But still, in a way that falls into a biphobic argument because it seems as though Loki needs to prove his bisexuality. There are plenty of bisexual men and women who are attracted to both sexes, whether romantically or sexually, and never end up in a same-sex relationship nor get the opportunity to experiment. Considering that Loki has confirmed he has had relations with men in the past, that should be enough to end the conversation on his bisexuality especially considering that the writers might be leaning toward developing a relationship between him and Sylvie. And in real life if a bisexual person is in an opposite-sex relationship, would we ever walk up to them and ask them to prove their bisexuality in some way, other than that person speaking on their past experiences? No, that would be a bit weird.
Not only that, but with the introduction of kid Loki, it’s possible the character could appear in future MCU projects which might explore his bisexuality as he comes of age. With Marvel seemingly positioning the Young Avengers in recent films and series and the large LGBTQ+ cast the team has, it’s going to be near impossible not to explore sexuality.
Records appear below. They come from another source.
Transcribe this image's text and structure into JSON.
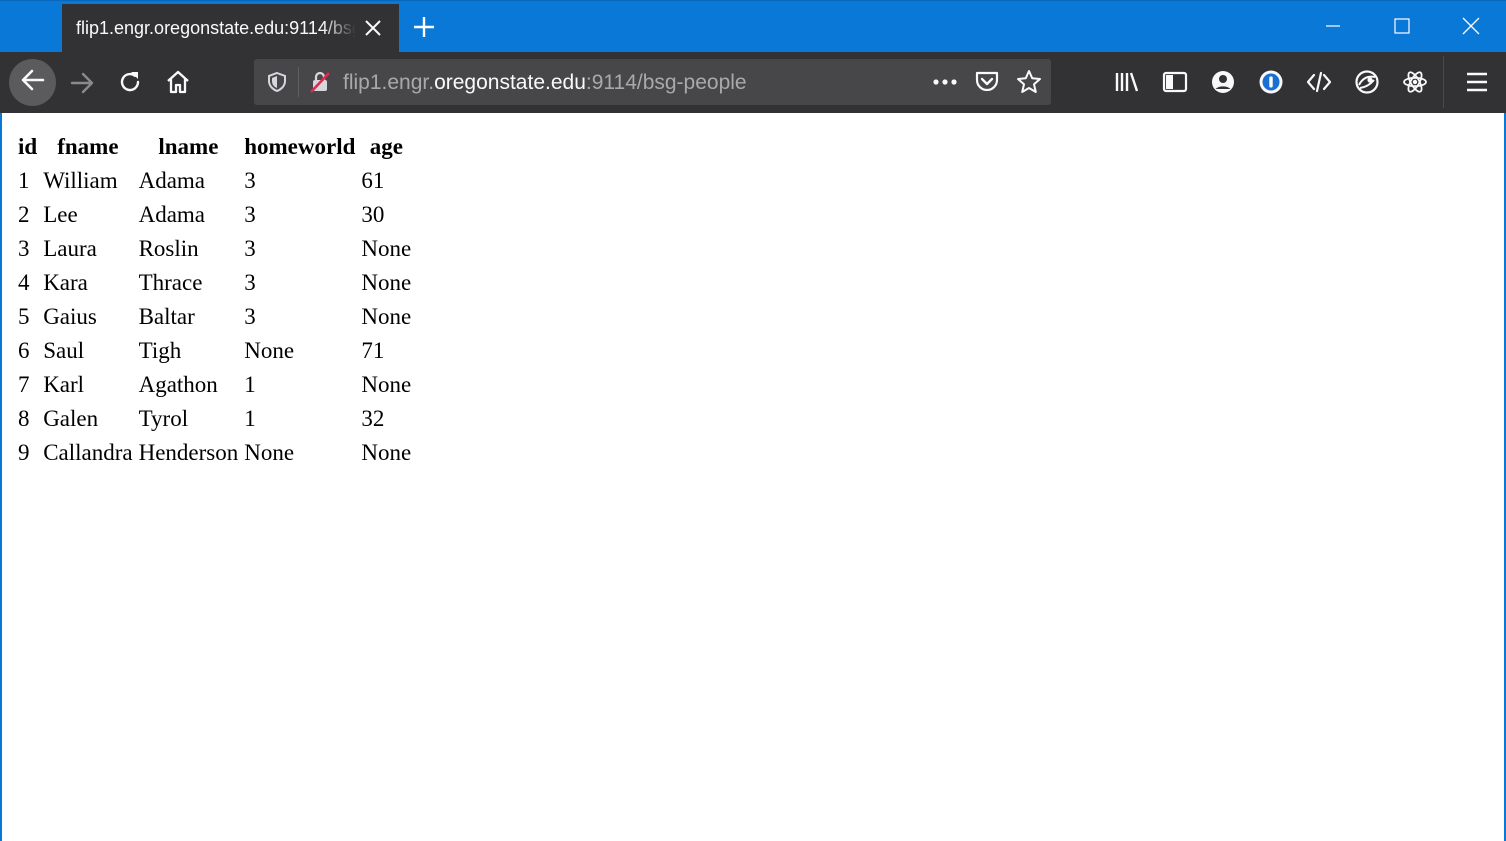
{
  "browser": {
    "tab_title": "flip1.engr.oregonstate.edu:9114/bsg-people",
    "url_scheme_host_prefix": "flip1.engr.",
    "url_domain": "oregonstate.edu",
    "url_rest": ":9114/bsg-people",
    "accent_color": "#0a78d7",
    "icons": [
      "close-icon",
      "plus-icon",
      "minimize-icon",
      "maximize-icon",
      "back-arrow-icon",
      "forward-arrow-icon",
      "reload-icon",
      "home-icon",
      "shield-icon",
      "insecure-lock-icon",
      "more-dots-icon",
      "pocket-icon",
      "star-icon",
      "library-icon",
      "sidebar-icon",
      "account-icon",
      "password-manager-icon",
      "devtools-icon",
      "extension-icon",
      "react-icon",
      "hamburger-menu-icon"
    ]
  },
  "table": {
    "headers": [
      "id",
      "fname",
      "lname",
      "homeworld",
      "age"
    ],
    "rows": [
      [
        "1",
        "William",
        "Adama",
        "3",
        "61"
      ],
      [
        "2",
        "Lee",
        "Adama",
        "3",
        "30"
      ],
      [
        "3",
        "Laura",
        "Roslin",
        "3",
        "None"
      ],
      [
        "4",
        "Kara",
        "Thrace",
        "3",
        "None"
      ],
      [
        "5",
        "Gaius",
        "Baltar",
        "3",
        "None"
      ],
      [
        "6",
        "Saul",
        "Tigh",
        "None",
        "71"
      ],
      [
        "7",
        "Karl",
        "Agathon",
        "1",
        "None"
      ],
      [
        "8",
        "Galen",
        "Tyrol",
        "1",
        "32"
      ],
      [
        "9",
        "Callandra",
        "Henderson",
        "None",
        "None"
      ]
    ]
  }
}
The team includes: Billy Kaplan, Wanda Maximoff’s child and a gay man; Cassie Lang, one of the few straight members of the Young Avengers and has made her appearance in the Ant-man films as well as Avengers: Endgame; Kate Bishop, briefly hinted to be bisexual at the end of Kieron Gillen’s 2013 Young Avengers run; and America Chavez, a superhuman lesbian with the power to travel between dimensions, and who is slated to appear in Dr. Strange: Multiverse of Madness; and the introduction of Elijah Bradley, Isaiah Bradley’s grandson, in The Falcon and the Winter Soldier. That leads only Teddy Altman, aka Hulkling, the half-Kree half-Skrull heir to both empires and the boyfriend of Billy, to make his appearance as well, which might happen in the Marvels, which might introduce the conflict between the Kree and Skrull empires.
Despite whichever iteration of the Young Avengers team we get, there’s too much of the LGBTQ+ rainbow that Marvel can’t possibly ignore integrating these character’s sexualities into a Young Avengers series/tv show.
At the end of the day, money talks. If Marvel decides to disappoint with the proper introduction and delivery of so many LGBTQ+ characters into the MCU, the company better expect a massive amount of backlash. So, it is in their best interest to properly portray these characters, if not for proper inclusion then at least for financial interest.